((

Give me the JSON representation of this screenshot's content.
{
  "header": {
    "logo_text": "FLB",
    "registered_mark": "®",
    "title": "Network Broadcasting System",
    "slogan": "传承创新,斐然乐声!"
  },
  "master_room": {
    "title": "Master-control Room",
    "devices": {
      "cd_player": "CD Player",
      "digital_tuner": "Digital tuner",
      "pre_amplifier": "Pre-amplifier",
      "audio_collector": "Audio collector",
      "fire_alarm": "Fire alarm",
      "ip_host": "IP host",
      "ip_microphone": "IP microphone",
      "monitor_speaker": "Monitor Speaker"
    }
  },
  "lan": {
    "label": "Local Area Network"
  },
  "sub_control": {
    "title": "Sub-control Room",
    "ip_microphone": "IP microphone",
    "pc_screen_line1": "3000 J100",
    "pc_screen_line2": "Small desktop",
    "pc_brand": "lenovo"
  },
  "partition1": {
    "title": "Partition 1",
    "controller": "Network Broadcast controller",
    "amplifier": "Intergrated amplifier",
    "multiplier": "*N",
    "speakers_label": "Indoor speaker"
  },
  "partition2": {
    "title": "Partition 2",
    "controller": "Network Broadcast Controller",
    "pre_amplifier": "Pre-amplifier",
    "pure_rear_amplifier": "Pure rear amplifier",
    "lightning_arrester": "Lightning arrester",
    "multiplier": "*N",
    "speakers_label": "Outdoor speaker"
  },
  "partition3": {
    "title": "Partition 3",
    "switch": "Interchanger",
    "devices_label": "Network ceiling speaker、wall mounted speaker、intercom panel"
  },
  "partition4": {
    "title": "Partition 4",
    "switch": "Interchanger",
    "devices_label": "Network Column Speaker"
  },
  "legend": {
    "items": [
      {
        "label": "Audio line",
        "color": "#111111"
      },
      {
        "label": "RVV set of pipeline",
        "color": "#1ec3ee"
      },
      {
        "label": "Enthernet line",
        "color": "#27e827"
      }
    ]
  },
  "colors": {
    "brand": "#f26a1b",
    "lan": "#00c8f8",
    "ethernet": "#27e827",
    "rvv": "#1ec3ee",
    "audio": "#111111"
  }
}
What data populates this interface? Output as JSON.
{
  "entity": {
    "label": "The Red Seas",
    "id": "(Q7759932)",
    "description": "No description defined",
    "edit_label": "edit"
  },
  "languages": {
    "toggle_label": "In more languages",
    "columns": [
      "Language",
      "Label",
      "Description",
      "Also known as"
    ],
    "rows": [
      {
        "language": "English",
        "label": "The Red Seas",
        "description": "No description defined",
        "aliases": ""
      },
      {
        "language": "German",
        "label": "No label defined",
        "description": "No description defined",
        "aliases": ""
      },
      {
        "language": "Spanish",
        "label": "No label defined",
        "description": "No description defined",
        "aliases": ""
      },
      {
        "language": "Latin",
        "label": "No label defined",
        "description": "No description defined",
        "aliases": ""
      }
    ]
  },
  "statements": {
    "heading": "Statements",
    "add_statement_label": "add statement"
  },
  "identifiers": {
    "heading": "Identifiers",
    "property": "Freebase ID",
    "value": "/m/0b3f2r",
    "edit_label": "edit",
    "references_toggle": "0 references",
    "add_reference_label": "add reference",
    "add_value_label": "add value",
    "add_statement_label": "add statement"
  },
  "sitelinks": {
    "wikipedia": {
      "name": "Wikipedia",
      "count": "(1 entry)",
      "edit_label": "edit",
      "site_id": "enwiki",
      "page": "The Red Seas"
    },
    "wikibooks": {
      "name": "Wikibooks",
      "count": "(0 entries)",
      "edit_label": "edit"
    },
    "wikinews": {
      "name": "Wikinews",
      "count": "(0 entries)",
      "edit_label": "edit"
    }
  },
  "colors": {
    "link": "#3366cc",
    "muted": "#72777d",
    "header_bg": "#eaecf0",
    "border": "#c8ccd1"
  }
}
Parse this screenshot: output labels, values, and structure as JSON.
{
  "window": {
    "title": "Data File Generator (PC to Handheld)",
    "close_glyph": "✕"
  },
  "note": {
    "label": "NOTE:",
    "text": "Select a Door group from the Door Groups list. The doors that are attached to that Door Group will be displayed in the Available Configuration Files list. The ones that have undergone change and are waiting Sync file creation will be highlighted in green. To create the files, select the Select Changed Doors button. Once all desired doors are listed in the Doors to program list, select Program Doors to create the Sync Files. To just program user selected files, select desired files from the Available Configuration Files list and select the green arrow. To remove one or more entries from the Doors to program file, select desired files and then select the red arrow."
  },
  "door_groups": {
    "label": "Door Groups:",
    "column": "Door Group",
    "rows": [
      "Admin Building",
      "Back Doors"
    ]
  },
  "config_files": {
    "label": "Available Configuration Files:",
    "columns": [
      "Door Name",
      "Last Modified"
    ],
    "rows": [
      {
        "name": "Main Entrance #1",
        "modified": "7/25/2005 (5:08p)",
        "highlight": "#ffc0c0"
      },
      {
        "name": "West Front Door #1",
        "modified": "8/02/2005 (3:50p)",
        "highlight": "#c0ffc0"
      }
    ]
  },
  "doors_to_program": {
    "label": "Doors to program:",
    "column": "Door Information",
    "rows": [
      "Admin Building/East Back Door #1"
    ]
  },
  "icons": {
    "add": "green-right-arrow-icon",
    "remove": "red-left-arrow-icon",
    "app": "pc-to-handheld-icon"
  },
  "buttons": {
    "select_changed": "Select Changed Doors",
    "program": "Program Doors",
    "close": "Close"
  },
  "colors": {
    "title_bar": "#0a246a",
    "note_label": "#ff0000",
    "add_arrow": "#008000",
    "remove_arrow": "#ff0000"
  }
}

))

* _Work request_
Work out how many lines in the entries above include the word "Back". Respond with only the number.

* _Problem solution_
2